This is not to suggest that areas such as the Northeast or California are not patriotic. Still, outside of certain pockets like San Diego, some maintain that military service is not considered a viable option by many in some parts of the country. Speaking as an Afghanistan veteran who was born in New Jersey, my personal experience supports such observations. This has lead to a widening gap between those who serve and those who make the decisions affecting military service members and their families. When one considers that around 2% of the population serves in the military; the military is becoming a separate cast unto itself in the United States. Long term this situation is not a healthy situation for our Republic.
I do not necessarily think an Ivy League education is fundamentally better than at other schools.
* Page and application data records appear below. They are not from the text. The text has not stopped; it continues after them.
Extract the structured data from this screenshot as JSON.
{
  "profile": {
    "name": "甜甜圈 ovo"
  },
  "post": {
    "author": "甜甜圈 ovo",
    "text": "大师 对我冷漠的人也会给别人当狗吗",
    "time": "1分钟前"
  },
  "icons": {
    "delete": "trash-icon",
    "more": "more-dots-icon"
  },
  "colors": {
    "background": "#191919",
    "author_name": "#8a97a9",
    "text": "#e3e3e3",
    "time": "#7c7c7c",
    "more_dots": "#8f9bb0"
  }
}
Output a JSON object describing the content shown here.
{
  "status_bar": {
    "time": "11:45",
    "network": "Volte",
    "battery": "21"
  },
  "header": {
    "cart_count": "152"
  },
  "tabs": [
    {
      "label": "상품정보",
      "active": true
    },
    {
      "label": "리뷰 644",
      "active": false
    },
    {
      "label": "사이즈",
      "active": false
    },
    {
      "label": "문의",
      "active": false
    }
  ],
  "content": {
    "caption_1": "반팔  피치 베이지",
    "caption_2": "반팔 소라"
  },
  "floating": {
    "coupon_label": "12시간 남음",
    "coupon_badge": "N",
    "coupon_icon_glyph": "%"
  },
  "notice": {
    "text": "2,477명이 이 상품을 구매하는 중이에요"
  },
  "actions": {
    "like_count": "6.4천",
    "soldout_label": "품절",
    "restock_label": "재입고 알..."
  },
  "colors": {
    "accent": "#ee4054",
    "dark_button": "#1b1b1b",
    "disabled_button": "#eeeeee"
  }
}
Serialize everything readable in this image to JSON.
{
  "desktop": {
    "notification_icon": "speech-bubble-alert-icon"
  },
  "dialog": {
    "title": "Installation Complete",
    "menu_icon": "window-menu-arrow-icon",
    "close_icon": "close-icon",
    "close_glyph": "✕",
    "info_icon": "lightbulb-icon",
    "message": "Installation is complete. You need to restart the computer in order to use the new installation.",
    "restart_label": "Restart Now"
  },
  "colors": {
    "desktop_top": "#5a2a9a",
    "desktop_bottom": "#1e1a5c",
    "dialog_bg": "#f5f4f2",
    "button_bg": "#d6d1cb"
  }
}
However, one cannot deny that many people at the top levels of corporate and government leadership have Ivy League pedigrees. By widening the pool and making it easier for students from Yale or Harvard to pursue careers in the military we could go a long way towards closing the culture gap between the military and civilian leadership. The problem now faced by many elite universities considering a policy change related to military inclusion is an attitude raging from apprehension to outright hostility regarding military service from faculty and students.
When the military refused to allow homosexuals to openly serve, universities were provided with needed cover to do what many on campuses wanted to do anyway, keep the military away. With the end of Don’t Ask Don’t Tell, universities have lost their primary moral argument for keeping the military at bay. Elite schools will now be forced to publically decide whether or not they consider themselves a part of the United States. By continuing to exclude military recruiters and ROTC programs, elite schools are signaling an institutional hostility to the armed forces and further intensifying the gap between the military and those who send them to war.